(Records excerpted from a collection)
++++
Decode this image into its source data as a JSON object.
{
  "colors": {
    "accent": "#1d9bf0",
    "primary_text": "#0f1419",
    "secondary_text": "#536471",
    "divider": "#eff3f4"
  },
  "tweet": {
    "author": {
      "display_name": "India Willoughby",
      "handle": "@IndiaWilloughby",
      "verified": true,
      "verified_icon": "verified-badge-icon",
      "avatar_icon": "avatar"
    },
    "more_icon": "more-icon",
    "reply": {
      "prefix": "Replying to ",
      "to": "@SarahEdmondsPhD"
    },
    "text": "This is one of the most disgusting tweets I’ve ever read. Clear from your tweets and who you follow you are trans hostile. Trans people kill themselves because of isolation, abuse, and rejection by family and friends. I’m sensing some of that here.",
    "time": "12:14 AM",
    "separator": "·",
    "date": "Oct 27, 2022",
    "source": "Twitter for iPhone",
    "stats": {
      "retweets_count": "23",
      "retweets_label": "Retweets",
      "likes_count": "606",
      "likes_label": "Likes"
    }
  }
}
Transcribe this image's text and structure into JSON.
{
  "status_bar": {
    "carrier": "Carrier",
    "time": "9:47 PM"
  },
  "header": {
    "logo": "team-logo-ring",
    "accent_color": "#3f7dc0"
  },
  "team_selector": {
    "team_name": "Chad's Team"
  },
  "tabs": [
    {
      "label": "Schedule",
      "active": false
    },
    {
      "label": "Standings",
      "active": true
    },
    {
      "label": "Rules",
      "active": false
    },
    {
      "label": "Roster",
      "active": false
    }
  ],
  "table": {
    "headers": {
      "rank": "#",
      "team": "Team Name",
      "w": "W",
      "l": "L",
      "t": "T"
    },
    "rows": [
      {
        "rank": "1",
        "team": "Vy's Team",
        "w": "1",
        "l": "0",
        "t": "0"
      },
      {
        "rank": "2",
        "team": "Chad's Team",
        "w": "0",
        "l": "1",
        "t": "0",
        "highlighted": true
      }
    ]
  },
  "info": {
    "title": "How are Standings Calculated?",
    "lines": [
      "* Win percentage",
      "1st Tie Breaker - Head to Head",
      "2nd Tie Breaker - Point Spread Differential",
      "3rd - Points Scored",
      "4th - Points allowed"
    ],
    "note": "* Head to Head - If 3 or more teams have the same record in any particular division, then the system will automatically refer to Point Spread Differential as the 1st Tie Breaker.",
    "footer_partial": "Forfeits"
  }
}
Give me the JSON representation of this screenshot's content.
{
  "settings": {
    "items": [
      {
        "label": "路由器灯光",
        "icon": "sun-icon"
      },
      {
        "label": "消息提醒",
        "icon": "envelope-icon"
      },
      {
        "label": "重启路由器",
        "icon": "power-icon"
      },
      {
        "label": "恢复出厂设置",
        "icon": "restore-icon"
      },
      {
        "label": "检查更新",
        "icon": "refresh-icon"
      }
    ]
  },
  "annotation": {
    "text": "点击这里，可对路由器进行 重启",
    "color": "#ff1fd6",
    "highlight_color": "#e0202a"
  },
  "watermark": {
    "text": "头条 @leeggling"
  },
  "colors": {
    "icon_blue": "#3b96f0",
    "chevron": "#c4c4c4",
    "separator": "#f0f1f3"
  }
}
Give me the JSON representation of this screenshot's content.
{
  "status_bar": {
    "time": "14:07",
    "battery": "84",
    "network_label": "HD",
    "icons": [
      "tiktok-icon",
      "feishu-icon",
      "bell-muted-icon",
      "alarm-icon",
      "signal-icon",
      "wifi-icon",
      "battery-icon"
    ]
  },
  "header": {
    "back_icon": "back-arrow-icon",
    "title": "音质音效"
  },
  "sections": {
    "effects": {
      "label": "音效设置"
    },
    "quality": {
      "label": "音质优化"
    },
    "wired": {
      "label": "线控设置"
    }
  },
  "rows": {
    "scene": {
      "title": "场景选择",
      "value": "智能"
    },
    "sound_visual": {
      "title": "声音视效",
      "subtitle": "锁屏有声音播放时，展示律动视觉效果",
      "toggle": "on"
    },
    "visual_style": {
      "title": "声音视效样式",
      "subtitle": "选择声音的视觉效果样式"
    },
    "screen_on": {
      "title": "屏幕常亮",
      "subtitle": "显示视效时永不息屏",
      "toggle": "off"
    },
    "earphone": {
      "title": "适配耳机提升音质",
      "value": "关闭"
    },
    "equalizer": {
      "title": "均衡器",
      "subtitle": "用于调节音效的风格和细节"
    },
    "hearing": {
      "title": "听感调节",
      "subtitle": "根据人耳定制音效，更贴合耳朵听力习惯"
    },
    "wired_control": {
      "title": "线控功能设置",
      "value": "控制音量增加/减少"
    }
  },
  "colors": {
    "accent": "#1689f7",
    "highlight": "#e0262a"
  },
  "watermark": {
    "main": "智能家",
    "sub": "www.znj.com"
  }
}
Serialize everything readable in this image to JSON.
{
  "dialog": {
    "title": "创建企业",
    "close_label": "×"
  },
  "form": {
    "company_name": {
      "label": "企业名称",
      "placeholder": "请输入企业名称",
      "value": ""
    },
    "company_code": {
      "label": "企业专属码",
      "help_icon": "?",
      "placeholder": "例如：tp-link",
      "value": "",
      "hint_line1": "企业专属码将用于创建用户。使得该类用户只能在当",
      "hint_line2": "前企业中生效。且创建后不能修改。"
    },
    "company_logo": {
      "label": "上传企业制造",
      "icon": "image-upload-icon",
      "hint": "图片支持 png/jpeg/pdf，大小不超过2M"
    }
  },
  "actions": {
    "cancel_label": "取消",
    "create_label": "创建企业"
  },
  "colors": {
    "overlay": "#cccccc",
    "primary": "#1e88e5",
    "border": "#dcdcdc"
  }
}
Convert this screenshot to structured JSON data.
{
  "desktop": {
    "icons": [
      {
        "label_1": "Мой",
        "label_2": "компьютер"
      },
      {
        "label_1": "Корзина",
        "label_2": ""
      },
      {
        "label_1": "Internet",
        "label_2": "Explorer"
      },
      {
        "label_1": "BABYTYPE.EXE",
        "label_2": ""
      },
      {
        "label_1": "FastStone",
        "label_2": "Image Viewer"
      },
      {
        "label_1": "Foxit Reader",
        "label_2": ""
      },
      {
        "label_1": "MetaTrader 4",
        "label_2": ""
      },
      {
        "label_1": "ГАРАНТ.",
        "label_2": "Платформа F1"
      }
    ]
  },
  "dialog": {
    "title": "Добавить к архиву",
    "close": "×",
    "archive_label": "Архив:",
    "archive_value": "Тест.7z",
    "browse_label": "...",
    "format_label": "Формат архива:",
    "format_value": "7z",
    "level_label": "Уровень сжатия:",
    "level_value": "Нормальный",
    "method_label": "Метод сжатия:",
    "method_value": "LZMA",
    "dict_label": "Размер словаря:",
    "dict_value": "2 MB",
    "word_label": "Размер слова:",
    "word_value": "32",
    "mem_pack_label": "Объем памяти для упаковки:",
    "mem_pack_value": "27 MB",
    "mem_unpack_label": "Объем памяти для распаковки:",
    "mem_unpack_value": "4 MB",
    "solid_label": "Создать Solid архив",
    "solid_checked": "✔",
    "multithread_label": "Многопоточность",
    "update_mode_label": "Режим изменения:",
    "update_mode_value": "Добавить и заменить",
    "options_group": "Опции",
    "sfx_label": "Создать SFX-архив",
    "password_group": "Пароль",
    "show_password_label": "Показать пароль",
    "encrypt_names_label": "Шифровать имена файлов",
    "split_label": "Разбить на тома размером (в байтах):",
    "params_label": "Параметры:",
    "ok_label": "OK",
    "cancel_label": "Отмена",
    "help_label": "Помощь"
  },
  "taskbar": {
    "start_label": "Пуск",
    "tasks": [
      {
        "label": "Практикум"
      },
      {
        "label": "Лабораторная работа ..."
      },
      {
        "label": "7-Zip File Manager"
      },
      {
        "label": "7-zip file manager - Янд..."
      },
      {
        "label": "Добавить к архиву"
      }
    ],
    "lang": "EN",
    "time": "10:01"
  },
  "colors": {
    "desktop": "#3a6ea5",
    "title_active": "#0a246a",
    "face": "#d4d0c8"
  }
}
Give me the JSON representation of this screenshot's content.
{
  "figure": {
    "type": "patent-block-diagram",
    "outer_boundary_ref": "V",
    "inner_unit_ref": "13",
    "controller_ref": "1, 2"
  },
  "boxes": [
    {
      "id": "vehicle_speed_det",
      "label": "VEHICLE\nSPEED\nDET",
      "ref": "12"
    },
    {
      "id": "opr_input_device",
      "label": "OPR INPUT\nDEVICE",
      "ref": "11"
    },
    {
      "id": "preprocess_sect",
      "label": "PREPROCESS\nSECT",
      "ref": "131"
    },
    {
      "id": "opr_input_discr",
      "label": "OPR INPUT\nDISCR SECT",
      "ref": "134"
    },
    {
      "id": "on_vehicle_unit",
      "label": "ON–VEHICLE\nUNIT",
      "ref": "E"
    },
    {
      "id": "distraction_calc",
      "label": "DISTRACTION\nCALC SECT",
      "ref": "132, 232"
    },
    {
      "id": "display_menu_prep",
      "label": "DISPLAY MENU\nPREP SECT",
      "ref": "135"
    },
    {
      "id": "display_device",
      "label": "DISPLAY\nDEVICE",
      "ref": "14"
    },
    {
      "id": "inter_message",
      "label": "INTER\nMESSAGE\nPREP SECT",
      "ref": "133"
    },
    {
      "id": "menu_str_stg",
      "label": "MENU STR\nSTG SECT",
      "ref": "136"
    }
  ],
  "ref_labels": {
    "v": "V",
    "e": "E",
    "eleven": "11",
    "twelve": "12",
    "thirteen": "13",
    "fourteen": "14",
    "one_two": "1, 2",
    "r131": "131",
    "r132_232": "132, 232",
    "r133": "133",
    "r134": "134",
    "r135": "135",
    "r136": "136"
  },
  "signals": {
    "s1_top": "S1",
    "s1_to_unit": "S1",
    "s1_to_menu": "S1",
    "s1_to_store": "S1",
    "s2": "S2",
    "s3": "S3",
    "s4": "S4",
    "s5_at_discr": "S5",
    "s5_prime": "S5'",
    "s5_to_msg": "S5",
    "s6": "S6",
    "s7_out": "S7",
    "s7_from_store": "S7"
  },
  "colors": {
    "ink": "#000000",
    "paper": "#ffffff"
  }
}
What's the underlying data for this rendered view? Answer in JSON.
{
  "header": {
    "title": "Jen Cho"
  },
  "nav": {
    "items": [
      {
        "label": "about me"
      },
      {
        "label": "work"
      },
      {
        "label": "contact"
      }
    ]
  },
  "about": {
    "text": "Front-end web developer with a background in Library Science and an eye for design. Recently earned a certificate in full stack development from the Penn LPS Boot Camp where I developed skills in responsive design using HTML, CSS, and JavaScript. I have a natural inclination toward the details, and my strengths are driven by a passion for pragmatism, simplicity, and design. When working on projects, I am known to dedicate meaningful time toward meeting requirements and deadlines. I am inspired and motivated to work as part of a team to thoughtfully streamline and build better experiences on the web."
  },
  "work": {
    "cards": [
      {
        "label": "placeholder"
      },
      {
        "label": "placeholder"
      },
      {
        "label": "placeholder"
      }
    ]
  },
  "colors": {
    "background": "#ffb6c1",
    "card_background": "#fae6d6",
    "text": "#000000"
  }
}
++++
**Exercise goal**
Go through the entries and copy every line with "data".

**Worked solution**
Decode this image into its source data as a JSON object.
Convert this screenshot to structured JSON data.
What's the underlying data for this rendered view? Answer in JSON.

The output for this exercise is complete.